Although I have my eye on some contenders (basically a hot Dell XPS 9100 or its comparable Alienware Aurora configuration), I must resist making the jump. Although I will likely upgrade before the end of 2010, there are some things I need to keep my eye on.
Core Scampo Functionality
Before I cut loose from Scampo, I must remember that there is on-going use of this Gateway 831GM Media Center PC running Windows (Media Center) XP SP3. As much as I want to be on Windows 7 and desire to be able to upgrade to tools that are no longer supported on Windows XP, there is some baggage.
- An E-MU 1820M that I need to move to Windows 7 Ultimate 64-bit (and there are new drivers available, and Cakewalk Sonar will support the 64 bit operation). I must make sure that the upgrade has slots and connectors for the 1820M PCI boards.
- My Hewlett-Packard ScanJet 7400C, although a little long in the tooth, is still my primary scanner and it will need to run on the upgrade (name yet to be chosen).
- Battery Backup may need upgrading to handle the 550-850 watt power-supply, depending on configuration. Apparently, some of the higher-performance machines will see spikes on backup kick-over and shut down. That is an additional problem, as well as making my office setup provides enough power through the outlet cluster my computing equipment is dedicated on.
- Gigabit Ethernet? A router/hub upgrade to provide Gigabit Ethernet connectivity to the Windows Home Server might be wise. The greater capacity of the new development engine, with multiple virtual machines for interoperability testing and confirmation of software porting on multiple platforms may stress the WHS capacity. There may need to be some upgraded drives and perhaps even an upgraded WHS machine.
- Although not part of the initial upgrade, the desire is to eventually upgrade from 24” to a larger monitor (at least 27” but 30” preferably) once they are more affordable and Energy Star compliant. The upgrade will have the graphics power necessary for that and for multiple monitors, even if the completion of upgrading is later.
Although I want to deal with fundamental system configuration and upgrade issues, there are also problems of preserving in-progress project and dealing with my current dependence on software that will have to be changed-out as part of platform upgrading.
- Microsoft Money is now on life support.
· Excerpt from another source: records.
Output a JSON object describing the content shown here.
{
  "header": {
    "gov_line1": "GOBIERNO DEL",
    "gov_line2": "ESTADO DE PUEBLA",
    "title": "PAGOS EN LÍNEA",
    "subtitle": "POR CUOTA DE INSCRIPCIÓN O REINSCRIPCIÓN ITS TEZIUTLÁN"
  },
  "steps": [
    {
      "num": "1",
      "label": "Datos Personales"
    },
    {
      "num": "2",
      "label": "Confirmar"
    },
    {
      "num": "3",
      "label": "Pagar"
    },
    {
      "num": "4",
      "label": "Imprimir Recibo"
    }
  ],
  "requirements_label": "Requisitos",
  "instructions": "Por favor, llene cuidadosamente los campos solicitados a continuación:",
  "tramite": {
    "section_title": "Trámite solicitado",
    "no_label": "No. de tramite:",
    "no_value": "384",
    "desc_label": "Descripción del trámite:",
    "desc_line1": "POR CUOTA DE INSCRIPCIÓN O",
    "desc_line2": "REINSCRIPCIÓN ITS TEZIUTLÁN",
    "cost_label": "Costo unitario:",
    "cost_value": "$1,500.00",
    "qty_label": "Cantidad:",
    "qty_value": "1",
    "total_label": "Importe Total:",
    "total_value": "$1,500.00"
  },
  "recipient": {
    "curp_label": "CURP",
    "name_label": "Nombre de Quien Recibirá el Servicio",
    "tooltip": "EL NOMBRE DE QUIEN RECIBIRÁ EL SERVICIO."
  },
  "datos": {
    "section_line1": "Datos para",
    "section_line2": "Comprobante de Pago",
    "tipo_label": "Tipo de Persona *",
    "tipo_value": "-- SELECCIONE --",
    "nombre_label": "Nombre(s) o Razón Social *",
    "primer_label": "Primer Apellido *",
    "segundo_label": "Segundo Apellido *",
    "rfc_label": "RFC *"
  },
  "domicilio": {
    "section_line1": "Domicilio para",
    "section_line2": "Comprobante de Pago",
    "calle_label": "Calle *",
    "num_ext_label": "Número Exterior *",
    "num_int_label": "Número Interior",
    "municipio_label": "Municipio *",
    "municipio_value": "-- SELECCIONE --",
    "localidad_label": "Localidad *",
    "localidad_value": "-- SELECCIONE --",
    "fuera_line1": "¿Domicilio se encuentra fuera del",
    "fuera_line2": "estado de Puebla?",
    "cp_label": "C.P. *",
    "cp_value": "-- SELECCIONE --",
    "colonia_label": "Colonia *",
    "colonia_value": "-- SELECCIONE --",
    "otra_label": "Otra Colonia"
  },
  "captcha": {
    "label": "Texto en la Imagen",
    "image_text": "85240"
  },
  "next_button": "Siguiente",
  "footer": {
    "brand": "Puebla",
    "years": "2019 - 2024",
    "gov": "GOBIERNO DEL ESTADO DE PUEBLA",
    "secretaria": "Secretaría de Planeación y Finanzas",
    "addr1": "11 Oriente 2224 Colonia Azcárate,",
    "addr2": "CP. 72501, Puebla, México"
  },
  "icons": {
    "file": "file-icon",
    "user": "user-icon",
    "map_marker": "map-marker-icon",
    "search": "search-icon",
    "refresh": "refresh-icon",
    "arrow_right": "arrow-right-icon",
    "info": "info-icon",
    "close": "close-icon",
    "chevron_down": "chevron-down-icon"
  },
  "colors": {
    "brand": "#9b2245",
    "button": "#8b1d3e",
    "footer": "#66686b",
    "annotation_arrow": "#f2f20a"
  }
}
I still use it and have not migrated to Quicken. I doubt that the version I have will run very well on Windows 7 (although it might on the Windows XP VM that will be provided). I need to be prepared to do a financial software migration along with or prior to pulling the plug on Scampo.
- Microsoft FrontPage and web-development Issues. It appears that Microsoft FrontPage and FrontPage extensions don’t operate properly between a Windows 7 system and a Windows XP SP3 machine running IIS and the FrontPage extensions. This may also be related to issues with regard to Visual SourceSafe integration. There is a long-overdue retirement of Compagno that moves the IIS development web to WHS, moves VHS support, and then moves from FrontPage use to Windows Expression for continuing web development. I can’t stop web development using Windows XP SP3 until I accomplish that transition. It will be an eventful November-December 2010 because of this issue alone.
- Microsoft Office 2007/2010 Upgrading. Because I run two copies of Outlook, one on desktop, one on laptop, I must have the same version of Microsoft Office, with Outlook, on both machines so I can move my .pst files back and forth. I am on Office 2007 now, but my Windows XP SP3 Tablet PC does not handle Office 2010 well enough for me to do a synchronized move to Office 2010. It is also a pain to run multiple versions of Office on the same platform, another reason why I want to have a VM-capable development machine.
I need to be running 2010 and beyond for interoperability testing purposes, but I will have to stay on Office 2007 as my working installation simply because of the need for Outlook parity. At some point I would like to have a single PST that is on the traveling machine, but I can use it from the desktop when I am in the office. If I keep the PST on the traveler, using it in the office by remote-desktop is an option but it may not go quite so well with the degree that I use copy-and-past between Outlook and other applications. A weird but promising solution would be to run Exchange server on a future traveling replacement for my current Tablet PC, and then I would have full Outlook access to it locally and from my office desktop when I’m at the home office.
There are probably more considerations and setbacks I have to deal with. But this is enough top-level to serve as a reminder that I can’t just throw a switch and have a shiny new high-performance development system up and running. I must address the staging issues. And I shall.